►
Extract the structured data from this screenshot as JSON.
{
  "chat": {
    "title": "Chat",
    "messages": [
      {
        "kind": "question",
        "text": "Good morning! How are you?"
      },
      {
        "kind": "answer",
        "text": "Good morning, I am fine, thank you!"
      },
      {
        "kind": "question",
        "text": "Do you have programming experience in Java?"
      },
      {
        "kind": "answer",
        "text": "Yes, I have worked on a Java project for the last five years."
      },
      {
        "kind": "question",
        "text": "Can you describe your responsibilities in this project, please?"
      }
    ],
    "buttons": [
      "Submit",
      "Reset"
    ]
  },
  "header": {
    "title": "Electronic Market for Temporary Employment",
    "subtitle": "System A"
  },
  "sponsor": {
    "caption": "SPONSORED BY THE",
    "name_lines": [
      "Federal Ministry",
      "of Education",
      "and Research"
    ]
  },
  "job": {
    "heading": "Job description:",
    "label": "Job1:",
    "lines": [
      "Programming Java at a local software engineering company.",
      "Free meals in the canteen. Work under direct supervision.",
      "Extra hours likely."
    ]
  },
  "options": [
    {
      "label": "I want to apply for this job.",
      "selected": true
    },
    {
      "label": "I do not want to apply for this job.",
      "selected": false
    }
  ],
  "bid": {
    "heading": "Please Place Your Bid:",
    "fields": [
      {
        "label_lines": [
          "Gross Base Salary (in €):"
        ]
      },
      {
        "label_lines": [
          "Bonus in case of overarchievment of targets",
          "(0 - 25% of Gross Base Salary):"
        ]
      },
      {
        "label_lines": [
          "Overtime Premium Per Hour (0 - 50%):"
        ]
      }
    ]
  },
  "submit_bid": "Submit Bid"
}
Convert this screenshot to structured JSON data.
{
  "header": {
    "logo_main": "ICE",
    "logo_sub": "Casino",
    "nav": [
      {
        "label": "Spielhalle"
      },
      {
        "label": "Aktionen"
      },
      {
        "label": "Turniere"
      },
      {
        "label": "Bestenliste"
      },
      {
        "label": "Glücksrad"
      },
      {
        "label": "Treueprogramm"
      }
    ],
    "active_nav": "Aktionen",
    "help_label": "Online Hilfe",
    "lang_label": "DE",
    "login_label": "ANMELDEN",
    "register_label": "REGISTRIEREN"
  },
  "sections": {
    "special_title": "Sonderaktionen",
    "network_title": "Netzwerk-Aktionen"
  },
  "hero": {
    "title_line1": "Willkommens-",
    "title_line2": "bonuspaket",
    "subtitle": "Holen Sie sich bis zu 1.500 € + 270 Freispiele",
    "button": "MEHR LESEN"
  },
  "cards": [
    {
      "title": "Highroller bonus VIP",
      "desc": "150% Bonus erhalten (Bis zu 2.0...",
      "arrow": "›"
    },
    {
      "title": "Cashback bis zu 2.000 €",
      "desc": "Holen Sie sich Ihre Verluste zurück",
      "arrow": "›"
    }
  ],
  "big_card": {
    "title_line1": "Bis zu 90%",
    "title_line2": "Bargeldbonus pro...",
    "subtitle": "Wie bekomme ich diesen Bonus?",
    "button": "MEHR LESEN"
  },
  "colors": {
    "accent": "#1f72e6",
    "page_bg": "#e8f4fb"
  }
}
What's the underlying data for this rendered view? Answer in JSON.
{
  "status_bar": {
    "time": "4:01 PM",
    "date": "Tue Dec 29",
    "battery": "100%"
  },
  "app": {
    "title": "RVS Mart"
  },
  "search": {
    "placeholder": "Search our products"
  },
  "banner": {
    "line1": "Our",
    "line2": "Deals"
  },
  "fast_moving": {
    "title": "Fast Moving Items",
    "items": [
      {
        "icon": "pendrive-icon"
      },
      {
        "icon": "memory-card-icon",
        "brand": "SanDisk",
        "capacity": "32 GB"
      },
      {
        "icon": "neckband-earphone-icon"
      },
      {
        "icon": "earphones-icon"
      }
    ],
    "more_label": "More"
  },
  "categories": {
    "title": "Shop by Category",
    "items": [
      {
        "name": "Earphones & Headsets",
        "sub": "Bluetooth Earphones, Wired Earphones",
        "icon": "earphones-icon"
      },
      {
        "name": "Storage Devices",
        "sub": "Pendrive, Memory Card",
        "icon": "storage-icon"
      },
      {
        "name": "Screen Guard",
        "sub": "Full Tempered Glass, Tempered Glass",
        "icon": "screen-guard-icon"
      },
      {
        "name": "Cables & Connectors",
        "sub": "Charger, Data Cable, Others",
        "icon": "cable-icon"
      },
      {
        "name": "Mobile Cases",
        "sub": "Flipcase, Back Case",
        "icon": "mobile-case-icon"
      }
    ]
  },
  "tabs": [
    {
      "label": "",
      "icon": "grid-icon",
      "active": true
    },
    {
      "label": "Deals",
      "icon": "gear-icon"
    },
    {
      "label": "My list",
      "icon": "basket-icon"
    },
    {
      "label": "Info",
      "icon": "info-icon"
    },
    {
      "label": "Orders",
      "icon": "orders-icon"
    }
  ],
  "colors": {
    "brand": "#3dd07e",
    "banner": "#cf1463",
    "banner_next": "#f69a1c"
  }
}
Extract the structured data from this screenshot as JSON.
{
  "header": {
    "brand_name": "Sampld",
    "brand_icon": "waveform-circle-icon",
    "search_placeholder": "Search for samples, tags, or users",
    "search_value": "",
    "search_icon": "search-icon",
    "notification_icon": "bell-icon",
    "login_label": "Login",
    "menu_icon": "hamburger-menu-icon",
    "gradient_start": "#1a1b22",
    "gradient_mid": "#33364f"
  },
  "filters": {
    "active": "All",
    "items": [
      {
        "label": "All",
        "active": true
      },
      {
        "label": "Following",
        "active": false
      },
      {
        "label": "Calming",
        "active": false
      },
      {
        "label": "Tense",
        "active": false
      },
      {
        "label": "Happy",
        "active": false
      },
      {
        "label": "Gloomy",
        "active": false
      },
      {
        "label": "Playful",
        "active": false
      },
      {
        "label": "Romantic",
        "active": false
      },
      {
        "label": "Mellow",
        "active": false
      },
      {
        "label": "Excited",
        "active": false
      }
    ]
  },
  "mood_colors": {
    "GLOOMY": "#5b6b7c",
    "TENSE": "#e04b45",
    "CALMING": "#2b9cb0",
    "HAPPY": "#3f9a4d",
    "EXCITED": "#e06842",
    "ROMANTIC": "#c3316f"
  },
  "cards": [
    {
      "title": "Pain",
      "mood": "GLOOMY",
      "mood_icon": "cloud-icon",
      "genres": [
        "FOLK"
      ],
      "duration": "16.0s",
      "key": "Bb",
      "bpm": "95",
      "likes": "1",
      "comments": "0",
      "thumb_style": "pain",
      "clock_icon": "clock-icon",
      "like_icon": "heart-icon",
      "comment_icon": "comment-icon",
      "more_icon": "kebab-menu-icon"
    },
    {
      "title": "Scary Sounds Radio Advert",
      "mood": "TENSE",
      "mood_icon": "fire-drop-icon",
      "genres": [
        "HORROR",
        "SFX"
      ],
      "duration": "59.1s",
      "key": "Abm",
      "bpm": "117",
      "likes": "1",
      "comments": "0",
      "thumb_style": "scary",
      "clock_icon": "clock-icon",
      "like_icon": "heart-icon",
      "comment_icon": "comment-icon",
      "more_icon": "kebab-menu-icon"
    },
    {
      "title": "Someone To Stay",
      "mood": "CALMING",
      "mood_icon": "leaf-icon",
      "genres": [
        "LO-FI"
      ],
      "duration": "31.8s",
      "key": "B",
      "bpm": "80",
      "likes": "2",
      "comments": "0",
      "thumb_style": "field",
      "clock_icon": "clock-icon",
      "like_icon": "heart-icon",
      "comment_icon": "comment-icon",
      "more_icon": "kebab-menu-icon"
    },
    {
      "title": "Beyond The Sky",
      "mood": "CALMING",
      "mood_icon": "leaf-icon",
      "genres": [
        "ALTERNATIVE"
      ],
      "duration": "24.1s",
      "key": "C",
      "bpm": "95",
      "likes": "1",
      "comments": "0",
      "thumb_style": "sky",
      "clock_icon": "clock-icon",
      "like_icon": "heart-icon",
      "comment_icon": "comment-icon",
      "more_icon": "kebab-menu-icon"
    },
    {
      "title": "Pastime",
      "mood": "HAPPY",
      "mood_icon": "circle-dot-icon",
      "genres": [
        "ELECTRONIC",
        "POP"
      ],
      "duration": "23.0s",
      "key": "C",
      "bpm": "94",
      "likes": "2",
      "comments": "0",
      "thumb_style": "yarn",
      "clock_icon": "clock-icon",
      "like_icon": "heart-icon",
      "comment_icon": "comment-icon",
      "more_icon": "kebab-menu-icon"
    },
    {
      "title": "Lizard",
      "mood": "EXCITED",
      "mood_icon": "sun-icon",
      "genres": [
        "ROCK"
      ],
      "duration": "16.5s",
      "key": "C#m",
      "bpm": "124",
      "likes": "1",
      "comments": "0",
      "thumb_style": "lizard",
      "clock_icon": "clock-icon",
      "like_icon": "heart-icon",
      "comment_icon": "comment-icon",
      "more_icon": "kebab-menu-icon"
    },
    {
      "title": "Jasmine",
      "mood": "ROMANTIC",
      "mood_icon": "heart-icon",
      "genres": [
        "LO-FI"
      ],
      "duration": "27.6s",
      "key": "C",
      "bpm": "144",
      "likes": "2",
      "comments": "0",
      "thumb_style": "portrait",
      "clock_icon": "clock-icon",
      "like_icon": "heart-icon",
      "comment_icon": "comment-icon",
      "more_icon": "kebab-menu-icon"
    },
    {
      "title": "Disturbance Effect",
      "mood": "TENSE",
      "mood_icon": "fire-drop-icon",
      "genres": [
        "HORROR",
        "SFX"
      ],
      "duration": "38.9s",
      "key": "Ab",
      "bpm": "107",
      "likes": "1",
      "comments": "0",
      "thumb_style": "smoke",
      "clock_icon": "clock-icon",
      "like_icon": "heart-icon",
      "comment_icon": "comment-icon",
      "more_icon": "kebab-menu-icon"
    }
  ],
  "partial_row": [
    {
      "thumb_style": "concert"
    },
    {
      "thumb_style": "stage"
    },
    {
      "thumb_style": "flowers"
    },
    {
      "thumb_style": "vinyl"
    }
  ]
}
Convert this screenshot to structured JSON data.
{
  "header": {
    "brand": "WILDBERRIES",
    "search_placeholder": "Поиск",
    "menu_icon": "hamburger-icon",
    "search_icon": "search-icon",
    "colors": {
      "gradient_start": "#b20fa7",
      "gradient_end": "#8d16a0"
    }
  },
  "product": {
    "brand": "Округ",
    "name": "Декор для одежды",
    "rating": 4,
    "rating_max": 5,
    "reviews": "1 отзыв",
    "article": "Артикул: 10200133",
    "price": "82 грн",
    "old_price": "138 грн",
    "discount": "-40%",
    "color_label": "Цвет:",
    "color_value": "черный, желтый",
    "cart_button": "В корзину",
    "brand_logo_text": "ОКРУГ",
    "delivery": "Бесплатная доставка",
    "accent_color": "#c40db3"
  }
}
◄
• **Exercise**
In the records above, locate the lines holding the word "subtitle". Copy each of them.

• **Output for this exercise**
    "subtitle": "System A"
    "subtitle": "Holen Sie sich bis zu 1.500 € + 270 Freispiele",
    "subtitle": "Wie bekomme ich diesen Bonus?",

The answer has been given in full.